In most of the earlier terror cases over the last decade, the suspects were either total chumps who were lured into stings by aggressive government informants or they were genuine bad guys who really wanted to blow something up but, in most cases, lacked the know-how and connections. And it was in the process of casting about for someone who would help them learn to blow things up that they came up on the governments radar and were led into a phony 'plot' that got them arrested.
It's always been paradoxically reassuring that these goofs, like the Liberty Six down in Miami or a few other plots in the New York area were apparently the best al Qaeda could do. And in those cases, the government was tracking these guys very, very closely -- in fact, the government was in many respects running the plot. So they knew exactly when to blow the whistle because they knew everything that was happening.
The Post has another good piece on the latest on the investigation that came out this morning. The thing that more than anything set off alarm bells were a lot of indirect and direct evidence that looked a lot like the London bombings from 2005 and a series of copycat or similar attacks in recent years that were rolled up by security services before they came off.
From the Post ...
The Zazi investigation has focused on a type of improvised liquid explosive involving hydrogen peroxide -- HMTD -- that was involved in several plots in Britain traced to operatives linked to al-Qaeda, including the London transit bombings on July 7, 2005, that killed 56 people; a failed copycat attack two weeks later; and a plot, foiled by authorities in August 2006, to blow up at least seven transatlantic airliners.

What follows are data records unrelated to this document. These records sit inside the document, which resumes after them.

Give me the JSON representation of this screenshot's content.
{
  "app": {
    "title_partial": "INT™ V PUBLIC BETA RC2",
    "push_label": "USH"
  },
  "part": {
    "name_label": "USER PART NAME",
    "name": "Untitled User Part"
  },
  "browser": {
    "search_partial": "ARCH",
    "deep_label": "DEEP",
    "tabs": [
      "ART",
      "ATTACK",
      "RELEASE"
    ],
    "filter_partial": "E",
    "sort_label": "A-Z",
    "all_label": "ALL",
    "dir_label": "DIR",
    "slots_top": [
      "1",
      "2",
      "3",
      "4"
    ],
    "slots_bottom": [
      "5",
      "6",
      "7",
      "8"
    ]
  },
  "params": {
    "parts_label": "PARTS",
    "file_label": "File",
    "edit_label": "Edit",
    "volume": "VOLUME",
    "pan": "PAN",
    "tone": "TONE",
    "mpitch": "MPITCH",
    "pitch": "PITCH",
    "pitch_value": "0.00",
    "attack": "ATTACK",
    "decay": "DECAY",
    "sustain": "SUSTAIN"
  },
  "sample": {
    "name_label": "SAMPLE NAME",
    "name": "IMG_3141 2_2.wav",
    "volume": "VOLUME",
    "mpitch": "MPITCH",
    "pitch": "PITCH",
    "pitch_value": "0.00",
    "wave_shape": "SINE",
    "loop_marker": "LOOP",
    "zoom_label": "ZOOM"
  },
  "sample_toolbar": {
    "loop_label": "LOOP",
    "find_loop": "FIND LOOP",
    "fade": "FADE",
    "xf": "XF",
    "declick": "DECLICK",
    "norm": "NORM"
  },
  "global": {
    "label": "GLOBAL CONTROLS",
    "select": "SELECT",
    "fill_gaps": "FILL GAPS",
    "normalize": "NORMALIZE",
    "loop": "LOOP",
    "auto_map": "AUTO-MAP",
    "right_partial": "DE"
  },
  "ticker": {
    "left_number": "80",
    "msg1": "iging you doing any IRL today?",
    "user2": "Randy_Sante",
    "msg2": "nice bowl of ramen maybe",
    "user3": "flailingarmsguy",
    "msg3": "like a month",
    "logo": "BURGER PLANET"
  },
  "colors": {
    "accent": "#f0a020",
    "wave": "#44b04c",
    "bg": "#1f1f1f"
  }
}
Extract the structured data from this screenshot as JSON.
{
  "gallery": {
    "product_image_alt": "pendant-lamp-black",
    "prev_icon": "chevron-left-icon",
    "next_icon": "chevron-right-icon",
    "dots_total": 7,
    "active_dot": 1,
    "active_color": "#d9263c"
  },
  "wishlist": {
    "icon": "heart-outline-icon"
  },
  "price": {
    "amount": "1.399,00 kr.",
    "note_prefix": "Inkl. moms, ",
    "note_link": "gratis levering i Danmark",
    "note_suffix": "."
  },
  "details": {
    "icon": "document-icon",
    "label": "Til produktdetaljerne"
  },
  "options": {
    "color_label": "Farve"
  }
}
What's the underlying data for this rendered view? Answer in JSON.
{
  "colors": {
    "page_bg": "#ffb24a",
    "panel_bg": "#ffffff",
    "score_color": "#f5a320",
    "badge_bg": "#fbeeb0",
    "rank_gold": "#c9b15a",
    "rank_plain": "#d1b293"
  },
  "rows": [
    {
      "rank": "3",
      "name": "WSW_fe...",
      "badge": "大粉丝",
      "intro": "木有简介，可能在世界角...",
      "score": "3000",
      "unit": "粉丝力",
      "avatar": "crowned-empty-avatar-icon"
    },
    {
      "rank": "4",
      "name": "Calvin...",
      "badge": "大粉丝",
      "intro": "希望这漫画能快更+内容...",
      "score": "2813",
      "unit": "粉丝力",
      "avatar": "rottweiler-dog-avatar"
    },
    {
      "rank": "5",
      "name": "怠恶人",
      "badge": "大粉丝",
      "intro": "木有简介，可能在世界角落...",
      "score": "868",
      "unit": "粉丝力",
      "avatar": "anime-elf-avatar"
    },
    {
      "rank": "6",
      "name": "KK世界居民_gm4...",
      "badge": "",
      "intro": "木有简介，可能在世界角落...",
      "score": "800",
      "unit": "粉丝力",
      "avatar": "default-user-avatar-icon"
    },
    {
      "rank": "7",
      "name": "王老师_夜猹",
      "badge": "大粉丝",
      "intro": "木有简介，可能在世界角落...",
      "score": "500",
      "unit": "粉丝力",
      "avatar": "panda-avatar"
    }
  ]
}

The transit bombings involved people with backpack bombs, and all plots had ringleaders or other key participants with legal residency in the United Kingdom and who had traveled to Pakistan.
"The explosives element, the training and the backpacks -- all are part of the core al-Qaeda bomb-making curriculum as we've seen in two specific incidents in the United Kingdom, and if you take out the backpacks, the last three significant U.K. incidents," said Bruce R. Hoffman, a counterterrorism analyst at Georgetown University.
The article notes a couple more interesting details -- though I'm not sure just what they mean. While Najibullah Zazi, 24, remains in custody. His father, who was arrested with him, has been released on $50,000 bond and electronic monitoring. That certainly suggests that the father's role in any plot must have been very marginal, at most, since I can't see a court releasing anyone passably accused of terrorism on bail. The other guy arrested in New York, an Imam at a local mosque, is actually a longtime government informant, who the government apparently suspects of tipping off Zazi that the feds were on to him. Finally, the feds have also been sending out a lot of bulletins warning local governments and transportation agencies to be on heightened alert for explosive attacks on public transportation.
I have no great conclusions to share with you. But as I wrote after the news of the first arrests, having watched what emerges after so many of these 'terror plots' are disrupted, everything about this one sounds so different.
Late Update: This new piece from ABC has a somewhat more alarmist and aggressive tone to it, filled with a lot of ominous blind quotes.